Dataset extract Start Marker

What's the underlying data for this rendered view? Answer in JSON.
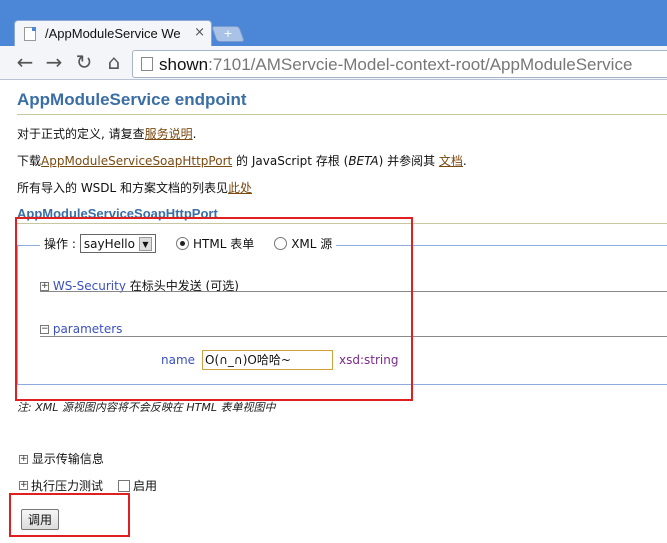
{
  "browser": {
    "tab_title": "/AppModuleService We",
    "tab_close": "×",
    "new_tab": "+",
    "url_host": "shown",
    "url_rest": ":7101/AMServcie-Model-context-root/AppModuleService",
    "nav": {
      "back": "←",
      "forward": "→",
      "reload": "↻",
      "home": "⌂"
    }
  },
  "page": {
    "title": "AppModuleService endpoint",
    "p1_text": "对于正式的定义, 请复查",
    "p1_link": "服务说明",
    "p1_end": ".",
    "p2_a": "下载",
    "p2_link": "AppModuleServiceSoapHttpPort",
    "p2_b": " 的 JavaScript 存根 (",
    "p2_beta": "BETA",
    "p2_c": ") 并参阅其 ",
    "p2_link2": "文档",
    "p2_end": ".",
    "p3_text": "所有导入的 WSDL 和方案文档的列表见",
    "p3_link": "此处",
    "port_title": "AppModuleServiceSoapHttpPort",
    "op_label": "操作 :",
    "op_value": "sayHello",
    "op_arrow": "▼",
    "radio_html": "HTML 表单",
    "radio_xml": "XML 源",
    "ws_expander": "+",
    "ws_link": "WS-Security",
    "ws_text": " 在标头中发送 (可选)",
    "param_expander": "−",
    "param_link": "parameters",
    "name_label": "name",
    "name_value": "O(∩_∩)O哈哈~",
    "type_label": "xsd:string",
    "note": "注: XML 源视图内容将不会反映在 HTML 表单视图中",
    "show_expander": "+",
    "show_text": "显示传输信息",
    "stress_expander": "+",
    "stress_text": "执行压力测试",
    "enable_text": "启用",
    "invoke_label": "调用"
  },
  "colors": {
    "accent": "#3a6ea5",
    "highlight_box": "#e02020",
    "link": "#3b50c0"
  }
}
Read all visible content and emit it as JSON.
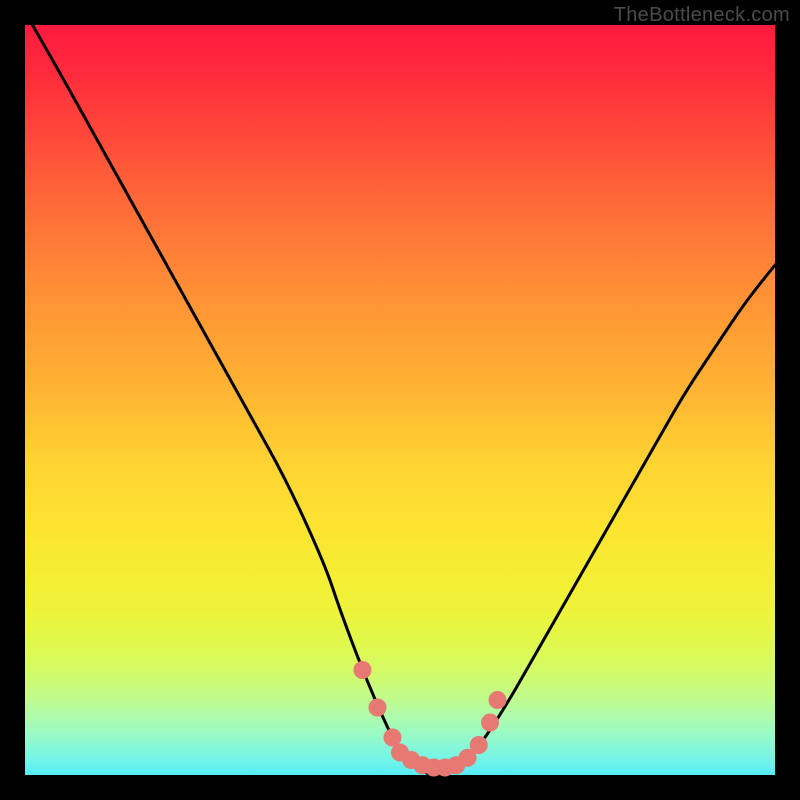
{
  "watermark": "TheBottleneck.com",
  "chart_data": {
    "type": "line",
    "title": "",
    "xlabel": "",
    "ylabel": "",
    "xlim": [
      0,
      100
    ],
    "ylim": [
      0,
      100
    ],
    "grid": false,
    "legend": false,
    "series": [
      {
        "name": "bottleneck-curve",
        "color": "#000000",
        "x": [
          1,
          5,
          10,
          15,
          20,
          25,
          30,
          35,
          40,
          42,
          45,
          48,
          50,
          52,
          54,
          56,
          58,
          60,
          64,
          68,
          72,
          76,
          80,
          84,
          88,
          92,
          96,
          100
        ],
        "y": [
          100,
          93,
          84,
          75,
          66,
          57,
          48,
          39,
          28,
          22,
          14,
          7,
          3,
          1,
          0,
          0,
          1,
          3,
          9,
          16,
          23,
          30,
          37,
          44,
          51,
          57,
          63,
          68
        ]
      },
      {
        "name": "highlight-dots",
        "color": "#e77872",
        "style": "marker",
        "x": [
          45,
          47,
          49,
          50,
          51.5,
          53,
          54.5,
          56,
          57.5,
          59,
          60.5,
          62,
          63
        ],
        "y": [
          14,
          9,
          5,
          3,
          2,
          1.3,
          1,
          1,
          1.3,
          2.3,
          4,
          7,
          10
        ]
      }
    ],
    "colors": {
      "gradient_top": "#ff1a3f",
      "gradient_mid": "#ffd232",
      "gradient_bottom": "#54ecf8",
      "curve": "#000000",
      "dots": "#e77872",
      "frame": "#000000"
    }
  }
}
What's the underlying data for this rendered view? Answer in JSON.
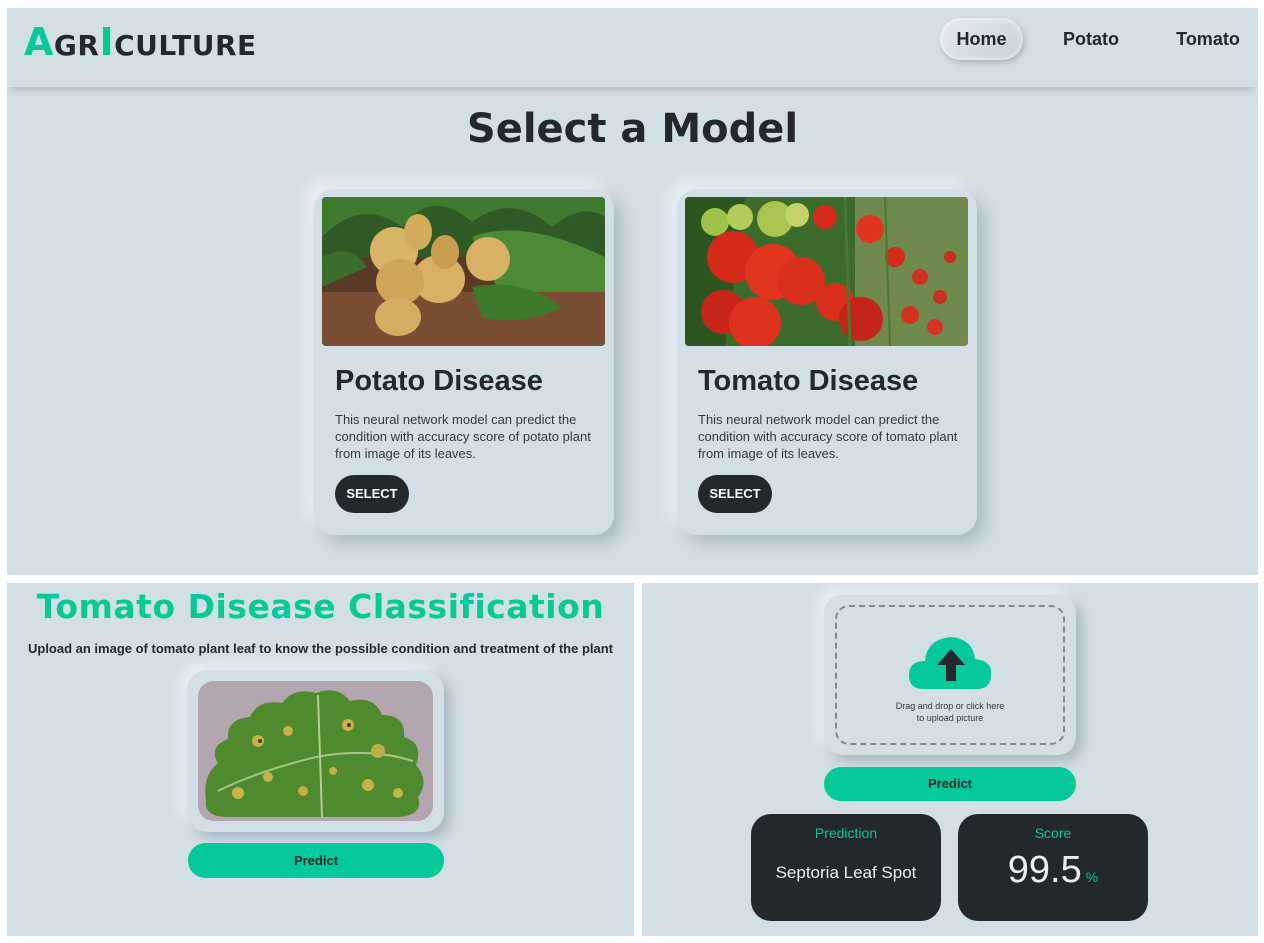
{
  "navbar": {
    "logo": {
      "cap1": "A",
      "small1": "GR",
      "cap2": "I",
      "small2": "CULTURE"
    },
    "items": [
      {
        "label": "Home"
      },
      {
        "label": "Potato"
      },
      {
        "label": "Tomato"
      }
    ]
  },
  "models": {
    "title": "Select a Model",
    "cards": [
      {
        "title": "Potato Disease",
        "description": "This neural network model can predict the condition with accuracy score of potato plant from image of its leaves.",
        "button": "SELECT"
      },
      {
        "title": "Tomato Disease",
        "description": "This neural network model can predict the condition with accuracy score of tomato plant from image of its leaves.",
        "button": "SELECT"
      }
    ]
  },
  "classification": {
    "title": "Tomato Disease Classification",
    "subtitle": "Upload an image of tomato plant leaf to know the possible condition and treatment of the plant",
    "predict_label": "Predict"
  },
  "upload": {
    "line1": "Drag and drop or click here",
    "line2": "to upload picture",
    "predict_label": "Predict"
  },
  "result": {
    "prediction_label": "Prediction",
    "prediction_value": "Septoria Leaf Spot",
    "score_label": "Score",
    "score_value": "99.5",
    "score_unit": "%"
  },
  "colors": {
    "background": "#d3dfe6",
    "accent": "#06c999",
    "dark": "#23282c"
  },
  "icons": [
    "cloud-upload-icon"
  ]
}
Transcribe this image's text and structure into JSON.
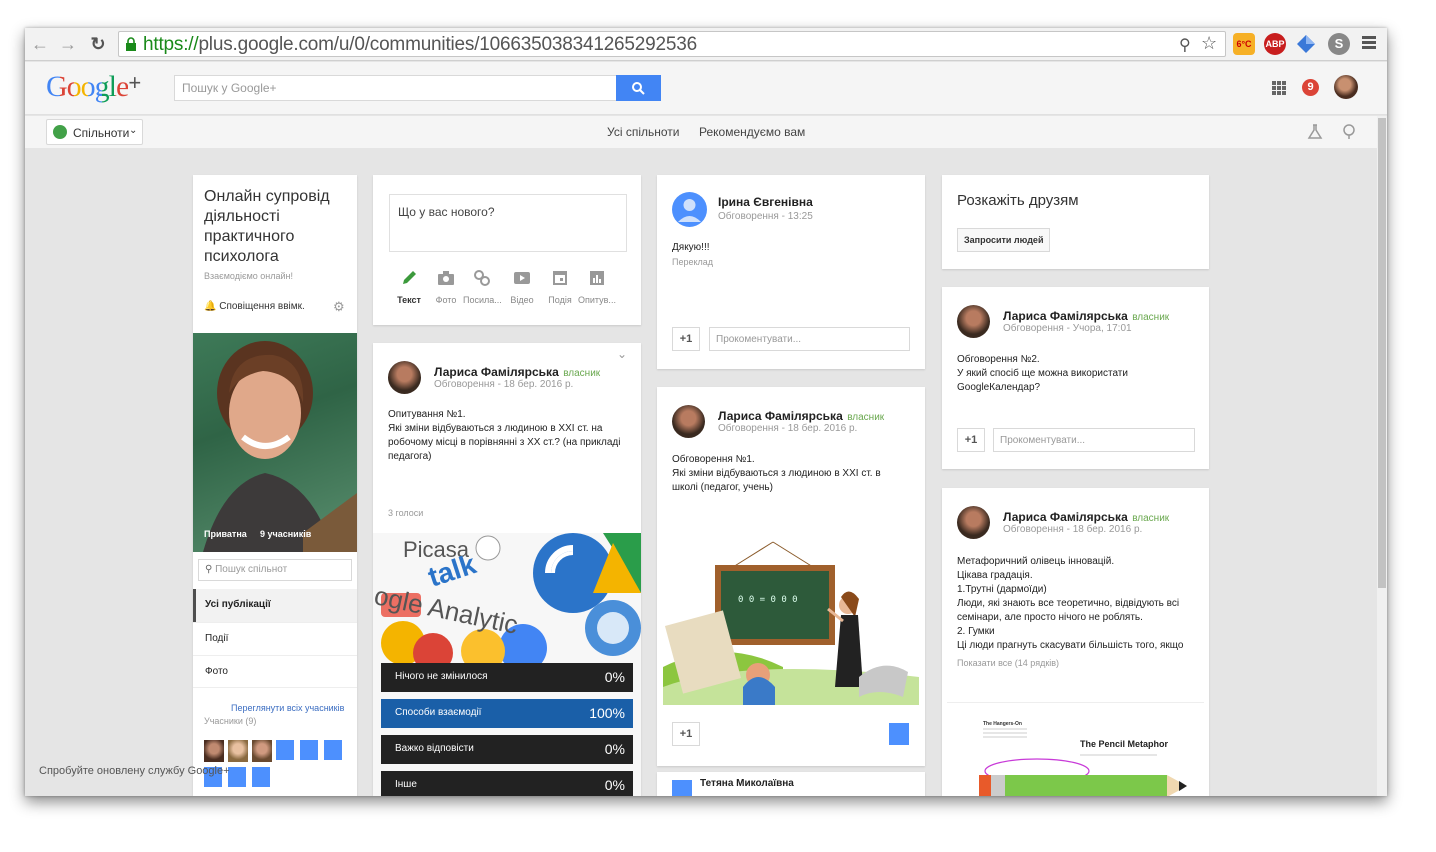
{
  "browser": {
    "url_secure": "https://",
    "url_rest": "plus.google.com/u/0/communities/106635038341265292536",
    "ext_weather": "6°C",
    "ext_abp": "ABP"
  },
  "gbar": {
    "logo_google": "Google",
    "logo_plus": "+",
    "search_placeholder": "Пошук у Google+",
    "notif_count": "9"
  },
  "cbar": {
    "dropdown_label": "Спільноти",
    "link_all": "Усі спільноти",
    "link_recommended": "Рекомендуємо вам"
  },
  "community": {
    "title": "Онлайн супровід діяльності практичного психолога",
    "tagline": "Взаємодіємо онлайн!",
    "notifications": "Сповіщення ввімк.",
    "privacy": "Приватна",
    "members_count": "9 учасників",
    "search_placeholder": "Пошук спільнот",
    "nav": [
      "Усі публікації",
      "Події",
      "Фото"
    ],
    "view_members": "Переглянути всіх учасників",
    "members_label": "Учасники (9)"
  },
  "composer": {
    "prompt": "Що у вас нового?",
    "tools": [
      "Текст",
      "Фото",
      "Посила...",
      "Відео",
      "Подія",
      "Опитув..."
    ]
  },
  "post_poll": {
    "author": "Лариса Фамілярська",
    "badge": "власник",
    "category": "Обговорення",
    "date": "18 бер. 2016 р.",
    "text": "Опитування №1.\nЯкі зміни відбуваються з людиною в XXI ст. на робочому місці  в порівнянні з XX ст.? (на прикладі педагога)",
    "votes": "3 голоси",
    "image_words": [
      "Picasa",
      "talk",
      "ogle Analytic",
      "Google"
    ],
    "options": [
      {
        "label": "Нічого не змінилося",
        "percent": "0%"
      },
      {
        "label": "Способи взаємодії",
        "percent": "100%"
      },
      {
        "label": "Важко відповісти",
        "percent": "0%"
      },
      {
        "label": "Інше",
        "percent": "0%"
      }
    ]
  },
  "post_iryna": {
    "author": "Ірина Євгенівна",
    "category": "Обговорення",
    "time": "13:25",
    "text": "Дякую!!!",
    "translate": "Переклад",
    "plus_one": "+1",
    "comment_placeholder": "Прокоментувати..."
  },
  "post_discussion1": {
    "author": "Лариса Фамілярська",
    "badge": "власник",
    "category": "Обговорення",
    "date": "18 бер. 2016 р.",
    "text": "Обговорення №1.\nЯкі зміни відбуваються з людиною в XXI ст. в школі (педагог, учень)",
    "plus_one": "+1"
  },
  "post_tetiana": {
    "author": "Тетяна Миколаївна"
  },
  "invite": {
    "title": "Розкажіть друзям",
    "button": "Запросити людей"
  },
  "post_discussion2": {
    "author": "Лариса Фамілярська",
    "badge": "власник",
    "category": "Обговорення",
    "date": "Учора, 17:01",
    "text": "Обговорення №2.\nУ який спосіб ще можна використати GoogleКалендар?",
    "plus_one": "+1",
    "comment_placeholder": "Прокоментувати..."
  },
  "post_pencil": {
    "author": "Лариса Фамілярська",
    "badge": "власник",
    "category": "Обговорення",
    "date": "18 бер. 2016 р.",
    "text": "Метафоричний олівець інновацій.\nЦікава градація.\n1.Трутні (дармоїди)\nЛюди, які знають все теоретично, відвідують всі семінари, але просто нічого не роблять.\n2. Гумки\nЦі люди прагнуть скасувати більшість того, якщо",
    "show_all": "Показати все (14 рядків)",
    "image_title": "The Pencil Metaphor",
    "image_subtitle": "The Hangers-On"
  },
  "footer_toast": "Спробуйте оновлену службу Google+",
  "colors": {
    "google_blue": "#4285f4",
    "owner_green": "#6aa84f",
    "poll_selected": "#1a5fa8",
    "notif_red": "#db4437"
  }
}
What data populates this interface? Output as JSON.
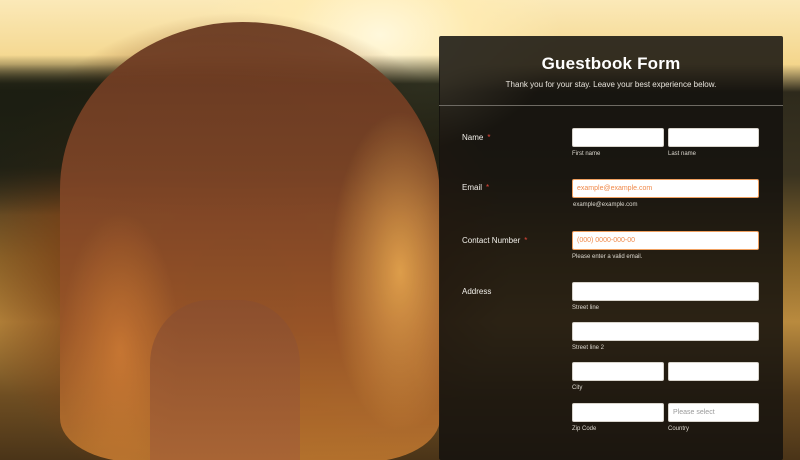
{
  "form": {
    "title": "Guestbook Form",
    "subtitle": "Thank you for your stay. Leave your best experience below."
  },
  "name": {
    "label": "Name",
    "required_mark": "*",
    "first_sublabel": "First name",
    "last_sublabel": "Last name",
    "first_value": "",
    "last_value": ""
  },
  "email": {
    "label": "Email",
    "required_mark": "*",
    "placeholder": "example@example.com",
    "sublabel": "example@example.com"
  },
  "contact": {
    "label": "Contact Number",
    "required_mark": "*",
    "placeholder": "(000) 0000-000-00",
    "sublabel": "Please enter a valid email."
  },
  "address": {
    "label": "Address",
    "street1_sublabel": "Street line",
    "street2_sublabel": "Street line 2",
    "city_sublabel": "City",
    "zip_sublabel": "Zip Code",
    "country_sublabel": "Country",
    "country_placeholder": "Please select"
  },
  "colors": {
    "panel_bg": "#14120e",
    "required": "#e0473a",
    "placeholder_accent": "#f08a4b"
  }
}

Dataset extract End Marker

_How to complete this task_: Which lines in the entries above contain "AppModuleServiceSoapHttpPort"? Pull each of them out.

_Answer space_:
    "p2_link": "AppModuleServiceSoapHttpPort",
    "port_title": "AppModuleServiceSoapHttpPort",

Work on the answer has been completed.